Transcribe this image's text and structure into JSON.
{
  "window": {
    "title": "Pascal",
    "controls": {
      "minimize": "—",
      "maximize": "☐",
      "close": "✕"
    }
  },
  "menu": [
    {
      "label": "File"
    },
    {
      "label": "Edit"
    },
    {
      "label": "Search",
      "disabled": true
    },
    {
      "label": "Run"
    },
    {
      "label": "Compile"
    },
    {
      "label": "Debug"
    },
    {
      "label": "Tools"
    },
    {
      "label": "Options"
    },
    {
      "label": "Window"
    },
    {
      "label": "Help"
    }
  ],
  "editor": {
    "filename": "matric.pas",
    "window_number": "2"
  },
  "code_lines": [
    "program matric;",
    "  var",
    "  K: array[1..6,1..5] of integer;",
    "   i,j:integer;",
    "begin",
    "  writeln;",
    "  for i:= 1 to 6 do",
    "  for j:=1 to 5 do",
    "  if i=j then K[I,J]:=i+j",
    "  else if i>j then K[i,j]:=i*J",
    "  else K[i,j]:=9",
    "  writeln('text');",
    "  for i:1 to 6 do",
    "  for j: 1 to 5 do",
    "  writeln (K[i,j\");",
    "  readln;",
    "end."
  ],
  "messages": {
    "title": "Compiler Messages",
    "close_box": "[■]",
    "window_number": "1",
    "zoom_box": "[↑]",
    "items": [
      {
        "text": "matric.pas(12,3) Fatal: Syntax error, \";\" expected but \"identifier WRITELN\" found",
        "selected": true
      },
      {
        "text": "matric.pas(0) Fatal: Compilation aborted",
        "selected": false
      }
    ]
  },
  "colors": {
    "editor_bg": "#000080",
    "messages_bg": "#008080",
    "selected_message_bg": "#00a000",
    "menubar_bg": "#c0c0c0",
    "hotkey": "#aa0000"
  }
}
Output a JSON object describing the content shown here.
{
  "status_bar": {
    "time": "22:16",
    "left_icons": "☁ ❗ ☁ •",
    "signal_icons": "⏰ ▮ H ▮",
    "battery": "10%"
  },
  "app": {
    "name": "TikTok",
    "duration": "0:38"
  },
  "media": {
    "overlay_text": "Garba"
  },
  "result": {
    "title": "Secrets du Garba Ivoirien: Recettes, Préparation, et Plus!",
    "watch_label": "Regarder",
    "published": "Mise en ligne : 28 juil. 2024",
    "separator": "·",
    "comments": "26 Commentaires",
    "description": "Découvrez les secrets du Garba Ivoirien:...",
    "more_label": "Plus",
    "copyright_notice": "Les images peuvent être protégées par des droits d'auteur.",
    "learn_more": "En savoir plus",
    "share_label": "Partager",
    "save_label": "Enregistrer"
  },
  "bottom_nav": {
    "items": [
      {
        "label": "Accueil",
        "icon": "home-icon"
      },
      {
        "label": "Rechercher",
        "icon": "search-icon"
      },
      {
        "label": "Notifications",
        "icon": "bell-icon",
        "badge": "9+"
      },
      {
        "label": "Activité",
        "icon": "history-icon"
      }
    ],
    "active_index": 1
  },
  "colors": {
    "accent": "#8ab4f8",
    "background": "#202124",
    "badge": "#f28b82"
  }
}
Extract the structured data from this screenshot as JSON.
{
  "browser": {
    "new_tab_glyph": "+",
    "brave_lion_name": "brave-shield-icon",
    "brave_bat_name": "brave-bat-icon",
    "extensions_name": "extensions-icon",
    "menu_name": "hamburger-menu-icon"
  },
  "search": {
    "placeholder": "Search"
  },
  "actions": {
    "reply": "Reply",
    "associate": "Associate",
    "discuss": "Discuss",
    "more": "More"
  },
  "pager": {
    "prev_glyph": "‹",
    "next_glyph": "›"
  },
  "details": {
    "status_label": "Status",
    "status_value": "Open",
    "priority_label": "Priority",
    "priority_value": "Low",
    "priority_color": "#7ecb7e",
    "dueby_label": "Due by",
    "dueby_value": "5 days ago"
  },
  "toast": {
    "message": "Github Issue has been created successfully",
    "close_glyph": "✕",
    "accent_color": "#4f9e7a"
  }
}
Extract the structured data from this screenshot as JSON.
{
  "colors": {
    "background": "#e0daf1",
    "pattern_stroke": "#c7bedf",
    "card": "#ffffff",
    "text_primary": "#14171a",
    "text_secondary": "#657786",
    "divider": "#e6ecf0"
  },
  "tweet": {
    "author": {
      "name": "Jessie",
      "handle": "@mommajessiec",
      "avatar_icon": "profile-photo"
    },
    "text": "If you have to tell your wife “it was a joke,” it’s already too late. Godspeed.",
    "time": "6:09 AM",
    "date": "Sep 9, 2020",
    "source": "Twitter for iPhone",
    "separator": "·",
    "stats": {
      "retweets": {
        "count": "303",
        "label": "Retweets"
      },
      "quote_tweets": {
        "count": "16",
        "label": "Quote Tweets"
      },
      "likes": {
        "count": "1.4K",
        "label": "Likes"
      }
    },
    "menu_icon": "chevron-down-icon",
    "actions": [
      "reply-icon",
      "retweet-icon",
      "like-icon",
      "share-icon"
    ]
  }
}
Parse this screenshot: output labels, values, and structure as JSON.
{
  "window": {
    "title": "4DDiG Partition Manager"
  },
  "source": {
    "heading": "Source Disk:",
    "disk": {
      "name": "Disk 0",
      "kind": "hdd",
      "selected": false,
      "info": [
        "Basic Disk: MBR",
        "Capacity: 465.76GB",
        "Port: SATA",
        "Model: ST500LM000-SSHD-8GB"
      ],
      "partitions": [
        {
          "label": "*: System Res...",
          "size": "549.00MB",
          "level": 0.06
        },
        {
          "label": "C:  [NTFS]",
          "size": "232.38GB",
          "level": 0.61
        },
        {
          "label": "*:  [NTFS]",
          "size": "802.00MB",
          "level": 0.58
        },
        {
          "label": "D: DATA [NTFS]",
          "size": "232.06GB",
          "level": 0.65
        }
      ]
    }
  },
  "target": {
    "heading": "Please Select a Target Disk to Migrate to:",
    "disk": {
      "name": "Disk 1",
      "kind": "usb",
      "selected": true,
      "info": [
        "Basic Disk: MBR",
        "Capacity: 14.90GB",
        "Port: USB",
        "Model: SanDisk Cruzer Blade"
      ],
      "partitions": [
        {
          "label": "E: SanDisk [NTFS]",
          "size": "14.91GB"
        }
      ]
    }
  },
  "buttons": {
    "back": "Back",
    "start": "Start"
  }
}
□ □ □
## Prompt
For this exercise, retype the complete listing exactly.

## Solution
Transcribe this image's text and structure into JSON.
{
  "window": {
    "title": "Pascal",
    "controls": {
      "minimize": "—",
      "maximize": "☐",
      "close": "✕"
    }
  },
  "menu": [
    {
      "label": "File"
    },
    {
      "label": "Edit"
    },
    {
      "label": "Search",
      "disabled": true
    },
    {
      "label": "Run"
    },
    {
      "label": "Compile"
    },
    {
      "label": "Debug"
    },
    {
      "label": "Tools"
    },
    {
      "label": "Options"
    },
    {
      "label": "Window"
    },
    {
      "label": "Help"
    }
  ],
  "editor": {
    "filename": "matric.pas",
    "window_number": "2"
  },
  "code_lines": [
    "program matric;",
    "  var",
    "  K: array[1..6,1..5] of integer;",
    "   i,j:integer;",
    "begin",
    "  writeln;",
    "  for i:= 1 to 6 do",
    "  for j:=1 to 5 do",
    "  if i=j then K[I,J]:=i+j",
    "  else if i>j then K[i,j]:=i*J",
    "  else K[i,j]:=9",
    "  writeln('text');",
    "  for i:1 to 6 do",
    "  for j: 1 to 5 do",
    "  writeln (K[i,j\");",
    "  readln;",
    "end."
  ],
  "messages": {
    "title": "Compiler Messages",
    "close_box": "[■]",
    "window_number": "1",
    "zoom_box": "[↑]",
    "items": [
      {
        "text": "matric.pas(12,3) Fatal: Syntax error, \";\" expected but \"identifier WRITELN\" found",
        "selected": true
      },
      {
        "text": "matric.pas(0) Fatal: Compilation aborted",
        "selected": false
      }
    ]
  },
  "colors": {
    "editor_bg": "#000080",
    "messages_bg": "#008080",
    "selected_message_bg": "#00a000",
    "menubar_bg": "#c0c0c0",
    "hotkey": "#aa0000"
  }
}
Output a JSON object describing the content shown here.
{
  "status_bar": {
    "time": "22:16",
    "left_icons": "☁ ❗ ☁ •",
    "signal_icons": "⏰ ▮ H ▮",
    "battery": "10%"
  },
  "app": {
    "name": "TikTok",
    "duration": "0:38"
  },
  "media": {
    "overlay_text": "Garba"
  },
  "result": {
    "title": "Secrets du Garba Ivoirien: Recettes, Préparation, et Plus!",
    "watch_label": "Regarder",
    "published": "Mise en ligne : 28 juil. 2024",
    "separator": "·",
    "comments": "26 Commentaires",
    "description": "Découvrez les secrets du Garba Ivoirien:...",
    "more_label": "Plus",
    "copyright_notice": "Les images peuvent être protégées par des droits d'auteur.",
    "learn_more": "En savoir plus",
    "share_label": "Partager",
    "save_label": "Enregistrer"
  },
  "bottom_nav": {
    "items": [
      {
        "label": "Accueil",
        "icon": "home-icon"
      },
      {
        "label": "Rechercher",
        "icon": "search-icon"
      },
      {
        "label": "Notifications",
        "icon": "bell-icon",
        "badge": "9+"
      },
      {
        "label": "Activité",
        "icon": "history-icon"
      }
    ],
    "active_index": 1
  },
  "colors": {
    "accent": "#8ab4f8",
    "background": "#202124",
    "badge": "#f28b82"
  }
}
Extract the structured data from this screenshot as JSON.
{
  "browser": {
    "new_tab_glyph": "+",
    "brave_lion_name": "brave-shield-icon",
    "brave_bat_name": "brave-bat-icon",
    "extensions_name": "extensions-icon",
    "menu_name": "hamburger-menu-icon"
  },
  "search": {
    "placeholder": "Search"
  },
  "actions": {
    "reply": "Reply",
    "associate": "Associate",
    "discuss": "Discuss",
    "more": "More"
  },
  "pager": {
    "prev_glyph": "‹",
    "next_glyph": "›"
  },
  "details": {
    "status_label": "Status",
    "status_value": "Open",
    "priority_label": "Priority",
    "priority_value": "Low",
    "priority_color": "#7ecb7e",
    "dueby_label": "Due by",
    "dueby_value": "5 days ago"
  },
  "toast": {
    "message": "Github Issue has been created successfully",
    "close_glyph": "✕",
    "accent_color": "#4f9e7a"
  }
}
Extract the structured data from this screenshot as JSON.
{
  "colors": {
    "background": "#e0daf1",
    "pattern_stroke": "#c7bedf",
    "card": "#ffffff",
    "text_primary": "#14171a",
    "text_secondary": "#657786",
    "divider": "#e6ecf0"
  },
  "tweet": {
    "author": {
      "name": "Jessie",
      "handle": "@mommajessiec",
      "avatar_icon": "profile-photo"
    },
    "text": "If you have to tell your wife “it was a joke,” it’s already too late. Godspeed.",
    "time": "6:09 AM",
    "date": "Sep 9, 2020",
    "source": "Twitter for iPhone",
    "separator": "·",
    "stats": {
      "retweets": {
        "count": "303",
        "label": "Retweets"
      },
      "quote_tweets": {
        "count": "16",
        "label": "Quote Tweets"
      },
      "likes": {
        "count": "1.4K",
        "label": "Likes"
      }
    },
    "menu_icon": "chevron-down-icon",
    "actions": [
      "reply-icon",
      "retweet-icon",
      "like-icon",
      "share-icon"
    ]
  }
}
Parse this screenshot: output labels, values, and structure as JSON.
{
  "window": {
    "title": "4DDiG Partition Manager"
  },
  "source": {
    "heading": "Source Disk:",
    "disk": {
      "name": "Disk 0",
      "kind": "hdd",
      "selected": false,
      "info": [
        "Basic Disk: MBR",
        "Capacity: 465.76GB",
        "Port: SATA",
        "Model: ST500LM000-SSHD-8GB"
      ],
      "partitions": [
        {
          "label": "*: System Res...",
          "size": "549.00MB",
          "level": 0.06
        },
        {
          "label": "C:  [NTFS]",
          "size": "232.38GB",
          "level": 0.61
        },
        {
          "label": "*:  [NTFS]",
          "size": "802.00MB",
          "level": 0.58
        },
        {
          "label": "D: DATA [NTFS]",
          "size": "232.06GB",
          "level": 0.65
        }
      ]
    }
  },
  "target": {
    "heading": "Please Select a Target Disk to Migrate to:",
    "disk": {
      "name": "Disk 1",
      "kind": "usb",
      "selected": true,
      "info": [
        "Basic Disk: MBR",
        "Capacity: 14.90GB",
        "Port: USB",
        "Model: SanDisk Cruzer Blade"
      ],
      "partitions": [
        {
          "label": "E: SanDisk [NTFS]",
          "size": "14.91GB"
        }
      ]
    }
  },
  "buttons": {
    "back": "Back",
    "start": "Start"
  }
}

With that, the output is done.